With the domestic airlines not showing any keenness to avail the over Rs 700-crore GPS-Aided Geo Augmented Navigation (GAGAN) system even after nearly 18 months of its official launch, the Government would now hold discussions with all stakeholders for its mandatory enabling.
Aviation regulator, Directorate General of Civil Aviation (DGCA) has convened a consultation meeting with all stakeholders including airlines here tomorrow to discuss the issue.
GAGAN system, which is said to make airline operations more efficient and cut down costs as it reduces separation between aircraft, increase air safety and fuel efficiency, was officially launched by Civil Aviation Minister Ashok Gajapathi Raju in July last year.
The National Civil Aviation Policy, announced by the Government in June this year, makes it mandatory for all aircraft being registered in India from January 1, 2019 to be GAGAN enabled.
However, most aircraft currently registered in India are not equipped to utilise this technology.

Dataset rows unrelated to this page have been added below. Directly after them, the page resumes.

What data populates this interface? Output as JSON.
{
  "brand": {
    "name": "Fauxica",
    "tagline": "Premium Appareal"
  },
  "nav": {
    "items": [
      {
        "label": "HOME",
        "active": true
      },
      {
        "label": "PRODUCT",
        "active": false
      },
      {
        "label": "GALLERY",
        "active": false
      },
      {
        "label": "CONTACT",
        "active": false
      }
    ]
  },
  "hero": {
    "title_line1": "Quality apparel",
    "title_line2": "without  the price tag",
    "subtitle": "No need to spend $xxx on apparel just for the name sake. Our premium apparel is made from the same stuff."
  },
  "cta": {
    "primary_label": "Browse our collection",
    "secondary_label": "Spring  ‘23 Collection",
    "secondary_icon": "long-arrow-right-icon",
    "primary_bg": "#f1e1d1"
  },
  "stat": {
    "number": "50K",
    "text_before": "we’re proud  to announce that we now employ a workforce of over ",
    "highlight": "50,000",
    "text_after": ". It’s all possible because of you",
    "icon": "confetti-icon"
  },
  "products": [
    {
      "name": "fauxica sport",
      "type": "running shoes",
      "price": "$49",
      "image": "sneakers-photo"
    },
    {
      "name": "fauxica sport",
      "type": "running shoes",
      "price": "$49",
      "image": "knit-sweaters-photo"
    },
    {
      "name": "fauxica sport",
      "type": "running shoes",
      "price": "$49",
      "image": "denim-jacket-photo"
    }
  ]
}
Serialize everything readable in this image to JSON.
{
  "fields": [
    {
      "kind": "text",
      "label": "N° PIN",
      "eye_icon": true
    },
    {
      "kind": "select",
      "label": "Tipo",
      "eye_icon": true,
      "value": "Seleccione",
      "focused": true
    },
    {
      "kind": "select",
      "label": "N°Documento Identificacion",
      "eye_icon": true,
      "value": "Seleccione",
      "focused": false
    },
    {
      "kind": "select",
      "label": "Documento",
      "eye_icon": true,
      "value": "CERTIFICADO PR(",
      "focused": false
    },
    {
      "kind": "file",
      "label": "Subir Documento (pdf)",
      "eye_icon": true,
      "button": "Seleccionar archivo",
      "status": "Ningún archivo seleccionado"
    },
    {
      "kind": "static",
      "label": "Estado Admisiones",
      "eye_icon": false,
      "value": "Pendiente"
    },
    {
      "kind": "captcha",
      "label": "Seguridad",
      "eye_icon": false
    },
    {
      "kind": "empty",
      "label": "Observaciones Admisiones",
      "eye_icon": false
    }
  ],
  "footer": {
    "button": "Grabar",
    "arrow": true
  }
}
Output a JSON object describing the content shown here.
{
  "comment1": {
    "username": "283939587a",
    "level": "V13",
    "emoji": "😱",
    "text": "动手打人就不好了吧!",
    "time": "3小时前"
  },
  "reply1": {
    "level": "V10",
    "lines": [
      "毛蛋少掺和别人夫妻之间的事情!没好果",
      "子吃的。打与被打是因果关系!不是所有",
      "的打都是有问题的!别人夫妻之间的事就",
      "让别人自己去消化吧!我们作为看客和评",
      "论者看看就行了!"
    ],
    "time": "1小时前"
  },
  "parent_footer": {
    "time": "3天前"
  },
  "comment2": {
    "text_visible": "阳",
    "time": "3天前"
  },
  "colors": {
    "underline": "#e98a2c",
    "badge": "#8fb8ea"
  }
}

“A stakeholder consultation has been planned on the subject on December 21 to plan implementation and address bottlenecks, if any (in the effective use of Gagan system),” a Public Notice issued by the DGCA last week said.
Jointly developed by Indian Space Research Organisation (ISRO) and Airports Authority of India (AAI), at an investment of Rs 774 crore, the new system offers seamless navigation to the aviation industry.
However, for availing the system, airlines are required to make their fleet the system compliant, which entails huge investments.
Sources say that while smaller aircraft like ATRs and Bombardiers which are currently in the Indian carriers’ fleet are already equipped with such a system, bigger planes like Airbus A320, A330, Boeing 737, B777 and B 787s, among others, need to be retrofitted.
Eight major domestic carriers — Air India, Air India Express, Jet Airways, JetLite, IndiGo, SpiceJet, GoAir, Vistara and AirAsia — together have 427 such planes currently in operations.
“An airline will have to shell out as much as Rs 1-2 crore per aircraft to install such a system. Going by the total of number of these type of planes with the Indian airlines, it requires a minimum investment of over Rs 400 crore,” they said.
The issue assumes significance as many airlines/ operators have ordered more aircraft which may not necessarily be equipped with the required airborne equipment, the DGCA notice said adding, equipped operators may also not have trained pilots/ obtained necessary approvals to utilise this technology.
The benefits of GAGAN include improved efficiency, direct routes, increased fuel savings, approach with vertical guidance at runways, significant cost savings due to withdrawal of ground aids and reduced workload of flight crew and Air Traffic Controllers.
At the time of launch, the Government had claimed that the implementation of GAGAN technology would immediately benefit 50 operational airports in the country.
Currently, there are 75 airports which handle scheduled flight operations. Chase Roullier Womens JerseyShare This